Gorgon Stare provides troops and commanders with a persistent, wide-area surveillance capability that allows multiple users to access data from one platform. Essentially a kind of  "all-seeing eye," the system uses nine cameras to give operators a clear view of a two-and-a-half-mile area.

Related coverage:

Air Force to deploy ‘all-seeing eye’ surveillance system

The document leaked outlining the problems was a draft memo that was later revised in January, they said.

The Air Force already has fixes in place for three of the issues identified in the memo, Air Force Lt. Col Todd Vician, head of the service’s media operations, said in a statement.

The issues being addressed are:

  • Critical technical order shortfalls.
  • Ground station image and grid coordinate generation.
  • Remote video terminal compatibility.

“We’re working all three issues and do not believe they will affect the deployment schedule,” he said.

“The Air Force takes its responsibility seriously because lives depend on the quality of the intelligence products that are produced,” he added.

About the Author

William Welsh is a freelance writer covering IT and defense technology.


  • Records management: Look beyond the NARA mandates

    Pandemic tests electronic records management

    Between the rush enable more virtual collaboration, stalled digitization of archived records and managing records that reside in datasets, records management executives are sorting through new challenges.

  • boy learning at home (Travelpixs/

    Tucson’s community wireless bridges the digital divide

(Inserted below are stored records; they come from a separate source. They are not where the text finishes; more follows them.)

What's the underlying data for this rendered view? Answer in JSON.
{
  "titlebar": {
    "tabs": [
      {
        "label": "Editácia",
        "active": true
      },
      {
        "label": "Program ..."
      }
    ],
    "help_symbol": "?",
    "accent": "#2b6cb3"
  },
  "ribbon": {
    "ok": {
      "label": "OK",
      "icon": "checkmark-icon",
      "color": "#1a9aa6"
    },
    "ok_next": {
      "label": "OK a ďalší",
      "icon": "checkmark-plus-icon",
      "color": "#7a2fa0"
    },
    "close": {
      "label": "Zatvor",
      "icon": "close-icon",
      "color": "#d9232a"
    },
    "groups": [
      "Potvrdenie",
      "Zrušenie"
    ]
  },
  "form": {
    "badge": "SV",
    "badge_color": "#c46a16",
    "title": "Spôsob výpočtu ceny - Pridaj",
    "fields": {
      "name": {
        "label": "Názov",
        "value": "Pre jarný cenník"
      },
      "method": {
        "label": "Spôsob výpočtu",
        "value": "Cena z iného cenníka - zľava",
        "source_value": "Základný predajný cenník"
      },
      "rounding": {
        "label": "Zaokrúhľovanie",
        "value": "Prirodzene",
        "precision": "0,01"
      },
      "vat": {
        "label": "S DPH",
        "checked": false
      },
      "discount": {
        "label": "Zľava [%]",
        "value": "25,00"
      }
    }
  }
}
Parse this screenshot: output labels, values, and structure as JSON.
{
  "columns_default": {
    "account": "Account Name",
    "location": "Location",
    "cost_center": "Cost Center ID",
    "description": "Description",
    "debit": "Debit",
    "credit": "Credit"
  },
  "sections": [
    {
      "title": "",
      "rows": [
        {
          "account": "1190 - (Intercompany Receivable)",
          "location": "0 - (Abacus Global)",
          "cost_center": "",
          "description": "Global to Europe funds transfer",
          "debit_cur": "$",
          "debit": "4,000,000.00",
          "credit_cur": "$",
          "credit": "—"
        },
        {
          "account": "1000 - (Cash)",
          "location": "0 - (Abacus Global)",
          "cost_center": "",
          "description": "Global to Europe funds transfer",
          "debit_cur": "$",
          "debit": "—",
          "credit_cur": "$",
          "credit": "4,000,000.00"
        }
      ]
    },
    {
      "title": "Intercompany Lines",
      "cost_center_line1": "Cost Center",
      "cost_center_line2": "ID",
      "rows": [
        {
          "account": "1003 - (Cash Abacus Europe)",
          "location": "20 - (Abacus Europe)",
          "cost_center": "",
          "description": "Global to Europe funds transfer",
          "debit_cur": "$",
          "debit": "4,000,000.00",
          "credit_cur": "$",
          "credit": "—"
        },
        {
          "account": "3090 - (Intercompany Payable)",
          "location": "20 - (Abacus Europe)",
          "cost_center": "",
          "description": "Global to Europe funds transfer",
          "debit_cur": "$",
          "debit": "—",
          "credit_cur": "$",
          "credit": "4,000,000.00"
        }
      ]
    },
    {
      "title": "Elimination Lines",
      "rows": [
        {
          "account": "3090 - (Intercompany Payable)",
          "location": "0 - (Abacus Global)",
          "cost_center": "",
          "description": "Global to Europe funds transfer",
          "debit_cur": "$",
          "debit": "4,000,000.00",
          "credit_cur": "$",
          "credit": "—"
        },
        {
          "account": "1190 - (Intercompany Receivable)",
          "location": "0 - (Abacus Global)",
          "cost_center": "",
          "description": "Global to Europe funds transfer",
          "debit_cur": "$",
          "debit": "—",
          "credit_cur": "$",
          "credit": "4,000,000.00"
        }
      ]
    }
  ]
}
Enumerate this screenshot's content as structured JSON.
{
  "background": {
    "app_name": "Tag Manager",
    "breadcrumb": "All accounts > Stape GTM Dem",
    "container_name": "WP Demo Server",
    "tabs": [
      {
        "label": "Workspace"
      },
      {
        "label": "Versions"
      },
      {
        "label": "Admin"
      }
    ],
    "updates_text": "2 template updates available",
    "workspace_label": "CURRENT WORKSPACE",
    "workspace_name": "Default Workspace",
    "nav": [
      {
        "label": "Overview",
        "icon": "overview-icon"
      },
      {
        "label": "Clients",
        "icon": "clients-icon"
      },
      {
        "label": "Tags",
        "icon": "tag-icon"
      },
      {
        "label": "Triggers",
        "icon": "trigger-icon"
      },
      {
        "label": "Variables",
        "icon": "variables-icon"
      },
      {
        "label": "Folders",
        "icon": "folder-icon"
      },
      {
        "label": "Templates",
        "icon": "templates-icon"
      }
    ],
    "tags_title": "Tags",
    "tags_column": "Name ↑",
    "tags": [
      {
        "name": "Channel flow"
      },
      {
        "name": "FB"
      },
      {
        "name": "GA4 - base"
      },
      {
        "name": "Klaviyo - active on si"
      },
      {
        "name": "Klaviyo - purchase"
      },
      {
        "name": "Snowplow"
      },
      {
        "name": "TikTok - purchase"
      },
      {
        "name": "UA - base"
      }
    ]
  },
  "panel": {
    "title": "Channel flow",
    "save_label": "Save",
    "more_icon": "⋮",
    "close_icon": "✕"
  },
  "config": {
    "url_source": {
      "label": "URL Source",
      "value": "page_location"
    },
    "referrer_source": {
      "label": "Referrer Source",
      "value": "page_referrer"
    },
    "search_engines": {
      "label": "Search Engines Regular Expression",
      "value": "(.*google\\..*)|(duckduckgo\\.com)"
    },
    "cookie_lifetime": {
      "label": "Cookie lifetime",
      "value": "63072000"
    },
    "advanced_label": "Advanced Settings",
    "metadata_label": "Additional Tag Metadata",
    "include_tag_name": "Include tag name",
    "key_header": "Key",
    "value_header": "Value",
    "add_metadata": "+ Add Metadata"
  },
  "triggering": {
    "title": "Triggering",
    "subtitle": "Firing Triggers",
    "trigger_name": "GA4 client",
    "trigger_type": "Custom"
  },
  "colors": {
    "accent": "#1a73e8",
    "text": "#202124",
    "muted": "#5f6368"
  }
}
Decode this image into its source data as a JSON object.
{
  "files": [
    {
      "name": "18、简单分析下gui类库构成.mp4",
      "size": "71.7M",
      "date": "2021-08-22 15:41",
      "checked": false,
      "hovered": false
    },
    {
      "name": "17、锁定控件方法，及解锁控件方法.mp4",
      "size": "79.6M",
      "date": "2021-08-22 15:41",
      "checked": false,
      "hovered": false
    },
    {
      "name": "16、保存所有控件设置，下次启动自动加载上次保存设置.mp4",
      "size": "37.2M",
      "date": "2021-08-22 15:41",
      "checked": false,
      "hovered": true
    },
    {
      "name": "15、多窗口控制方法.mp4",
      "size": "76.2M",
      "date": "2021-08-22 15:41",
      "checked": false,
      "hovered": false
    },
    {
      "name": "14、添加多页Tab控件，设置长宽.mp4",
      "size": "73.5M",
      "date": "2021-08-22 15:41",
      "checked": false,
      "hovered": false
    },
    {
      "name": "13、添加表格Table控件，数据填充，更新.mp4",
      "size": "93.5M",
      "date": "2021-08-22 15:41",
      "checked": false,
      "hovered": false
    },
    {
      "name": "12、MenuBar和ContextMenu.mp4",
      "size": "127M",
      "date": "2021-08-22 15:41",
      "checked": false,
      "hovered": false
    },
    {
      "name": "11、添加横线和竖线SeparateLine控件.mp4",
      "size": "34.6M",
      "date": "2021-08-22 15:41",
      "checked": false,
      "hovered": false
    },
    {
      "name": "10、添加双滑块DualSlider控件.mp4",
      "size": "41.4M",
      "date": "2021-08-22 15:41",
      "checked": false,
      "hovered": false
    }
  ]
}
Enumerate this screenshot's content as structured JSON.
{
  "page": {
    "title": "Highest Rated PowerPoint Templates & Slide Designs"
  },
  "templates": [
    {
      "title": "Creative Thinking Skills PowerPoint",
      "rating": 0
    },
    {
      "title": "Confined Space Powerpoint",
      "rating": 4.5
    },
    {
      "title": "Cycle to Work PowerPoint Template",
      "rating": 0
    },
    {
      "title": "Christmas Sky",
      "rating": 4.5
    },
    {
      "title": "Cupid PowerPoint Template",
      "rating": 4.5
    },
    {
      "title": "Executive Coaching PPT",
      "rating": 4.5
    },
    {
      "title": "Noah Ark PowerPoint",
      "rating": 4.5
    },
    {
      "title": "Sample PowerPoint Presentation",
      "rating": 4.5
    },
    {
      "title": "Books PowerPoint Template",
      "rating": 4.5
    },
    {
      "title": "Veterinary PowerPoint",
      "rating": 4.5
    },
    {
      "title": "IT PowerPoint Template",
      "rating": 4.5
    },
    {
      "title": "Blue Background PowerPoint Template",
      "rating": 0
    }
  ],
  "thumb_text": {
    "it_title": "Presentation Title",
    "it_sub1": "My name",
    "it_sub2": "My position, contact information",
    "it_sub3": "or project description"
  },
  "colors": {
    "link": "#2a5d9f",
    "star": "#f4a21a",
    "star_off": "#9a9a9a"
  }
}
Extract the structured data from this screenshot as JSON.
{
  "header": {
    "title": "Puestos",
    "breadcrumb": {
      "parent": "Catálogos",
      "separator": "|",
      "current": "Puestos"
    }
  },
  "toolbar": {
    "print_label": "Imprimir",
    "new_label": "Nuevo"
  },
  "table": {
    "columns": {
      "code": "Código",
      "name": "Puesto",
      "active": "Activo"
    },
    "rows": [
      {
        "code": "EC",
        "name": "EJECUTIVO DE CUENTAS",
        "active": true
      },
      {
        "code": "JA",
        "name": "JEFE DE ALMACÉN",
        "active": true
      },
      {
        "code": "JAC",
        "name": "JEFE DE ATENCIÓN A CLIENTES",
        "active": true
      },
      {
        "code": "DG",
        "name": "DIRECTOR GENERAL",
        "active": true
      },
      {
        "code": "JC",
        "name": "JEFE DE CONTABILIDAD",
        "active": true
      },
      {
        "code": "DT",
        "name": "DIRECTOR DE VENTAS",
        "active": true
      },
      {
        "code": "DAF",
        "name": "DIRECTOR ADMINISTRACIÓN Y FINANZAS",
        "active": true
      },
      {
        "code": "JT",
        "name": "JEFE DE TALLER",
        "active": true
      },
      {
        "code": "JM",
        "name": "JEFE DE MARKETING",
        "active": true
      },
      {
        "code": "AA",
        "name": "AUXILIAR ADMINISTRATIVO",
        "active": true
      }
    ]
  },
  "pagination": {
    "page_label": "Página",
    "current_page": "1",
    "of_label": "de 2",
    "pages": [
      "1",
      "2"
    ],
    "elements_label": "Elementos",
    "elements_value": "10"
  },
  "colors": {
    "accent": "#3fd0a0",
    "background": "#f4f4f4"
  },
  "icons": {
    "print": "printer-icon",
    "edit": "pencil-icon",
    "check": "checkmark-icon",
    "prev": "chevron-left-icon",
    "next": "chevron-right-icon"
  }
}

    The city built cell sites at government-owned facilities such as fire departments and libraries that were already connected to Tucson’s existing fiber backbone.

Stay Connected